**Exercise brief**
A verbatim copy of the records is required, with all pictures left out.

**Data supplied**
------------------------------------------------
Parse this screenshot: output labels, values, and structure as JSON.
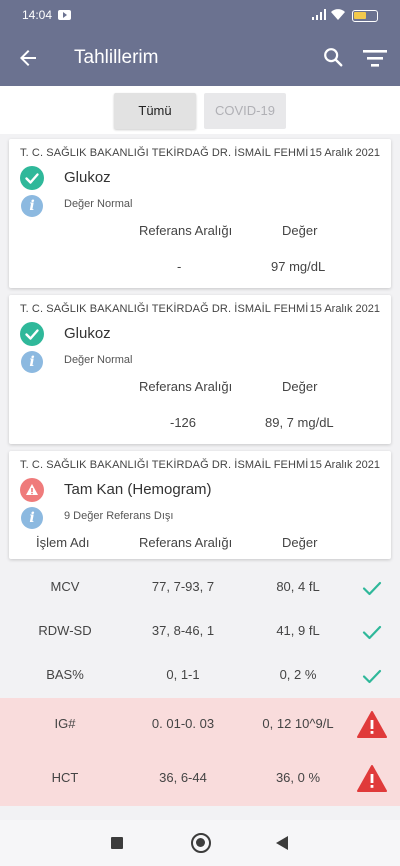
{
  "status_bar": {
    "time": "14:04",
    "battery_level": 0.55
  },
  "header": {
    "title": "Tahlillerim"
  },
  "segments": {
    "all": "Tümü",
    "covid": "COVID-19"
  },
  "cards": [
    {
      "hospital": "T. C.  SAĞLIK BAKANLIĞI TEKİRDAĞ DR.  İSMAİL FEHMİ",
      "date": "15 Aralık 2021",
      "test": "Glukoz",
      "status": "ok",
      "note": "Değer Normal",
      "ref_label": "Referans Aralığı",
      "val_label": "Değer",
      "ref": "-",
      "value": "97 mg/dL"
    },
    {
      "hospital": "T. C.  SAĞLIK BAKANLIĞI TEKİRDAĞ DR.  İSMAİL FEHMİ",
      "date": "15 Aralık 2021",
      "test": "Glukoz",
      "status": "ok",
      "note": "Değer Normal",
      "ref_label": "Referans Aralığı",
      "val_label": "Değer",
      "ref": "-126",
      "value": "89, 7 mg/dL"
    },
    {
      "hospital": "T. C.  SAĞLIK BAKANLIĞI TEKİRDAĞ DR.  İSMAİL FEHMİ",
      "date": "15 Aralık 2021",
      "test": "Tam Kan (Hemogram)",
      "status": "warning",
      "note": "9 Değer Referans Dışı",
      "name_label": "İşlem Adı",
      "ref_label": "Referans Aralığı",
      "val_label": "Değer"
    }
  ],
  "results": [
    {
      "name": "MCV",
      "ref": "77, 7-93, 7",
      "value": "80, 4 fL",
      "status": "ok"
    },
    {
      "name": "RDW-SD",
      "ref": "37, 8-46, 1",
      "value": "41, 9 fL",
      "status": "ok"
    },
    {
      "name": "BAS%",
      "ref": "0, 1-1",
      "value": "0, 2 %",
      "status": "ok"
    },
    {
      "name": "IG#",
      "ref": "0. 01-0. 03",
      "value": "0, 12 10^9/L",
      "status": "alert"
    },
    {
      "name": "HCT",
      "ref": "36, 6-44",
      "value": "36, 0 %",
      "status": "alert"
    }
  ],
  "icons": {
    "ok_color": "#2fb89a",
    "warn_color": "#ef7b7b",
    "info_color": "#8cb9e0",
    "alert_bg": "#f9dcdc",
    "bar_color": "#6b7290"
  }
}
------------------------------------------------
**Answer to the exercise**
Parse this screenshot: output labels, values, and structure as JSON.
{
  "status_bar": {
    "time": "14:04",
    "battery_level": 0.55
  },
  "header": {
    "title": "Tahlillerim"
  },
  "segments": {
    "all": "Tümü",
    "covid": "COVID-19"
  },
  "cards": [
    {
      "hospital": "T. C.  SAĞLIK BAKANLIĞI TEKİRDAĞ DR.  İSMAİL FEHMİ",
      "date": "15 Aralık 2021",
      "test": "Glukoz",
      "status": "ok",
      "note": "Değer Normal",
      "ref_label": "Referans Aralığı",
      "val_label": "Değer",
      "ref": "-",
      "value": "97 mg/dL"
    },
    {
      "hospital": "T. C.  SAĞLIK BAKANLIĞI TEKİRDAĞ DR.  İSMAİL FEHMİ",
      "date": "15 Aralık 2021",
      "test": "Glukoz",
      "status": "ok",
      "note": "Değer Normal",
      "ref_label": "Referans Aralığı",
      "val_label": "Değer",
      "ref": "-126",
      "value": "89, 7 mg/dL"
    },
    {
      "hospital": "T. C.  SAĞLIK BAKANLIĞI TEKİRDAĞ DR.  İSMAİL FEHMİ",
      "date": "15 Aralık 2021",
      "test": "Tam Kan (Hemogram)",
      "status": "warning",
      "note": "9 Değer Referans Dışı",
      "name_label": "İşlem Adı",
      "ref_label": "Referans Aralığı",
      "val_label": "Değer"
    }
  ],
  "results": [
    {
      "name": "MCV",
      "ref": "77, 7-93, 7",
      "value": "80, 4 fL",
      "status": "ok"
    },
    {
      "name": "RDW-SD",
      "ref": "37, 8-46, 1",
      "value": "41, 9 fL",
      "status": "ok"
    },
    {
      "name": "BAS%",
      "ref": "0, 1-1",
      "value": "0, 2 %",
      "status": "ok"
    },
    {
      "name": "IG#",
      "ref": "0. 01-0. 03",
      "value": "0, 12 10^9/L",
      "status": "alert"
    },
    {
      "name": "HCT",
      "ref": "36, 6-44",
      "value": "36, 0 %",
      "status": "alert"
    }
  ],
  "icons": {
    "ok_color": "#2fb89a",
    "warn_color": "#ef7b7b",
    "info_color": "#8cb9e0",
    "alert_bg": "#f9dcdc",
    "bar_color": "#6b7290"
  }
}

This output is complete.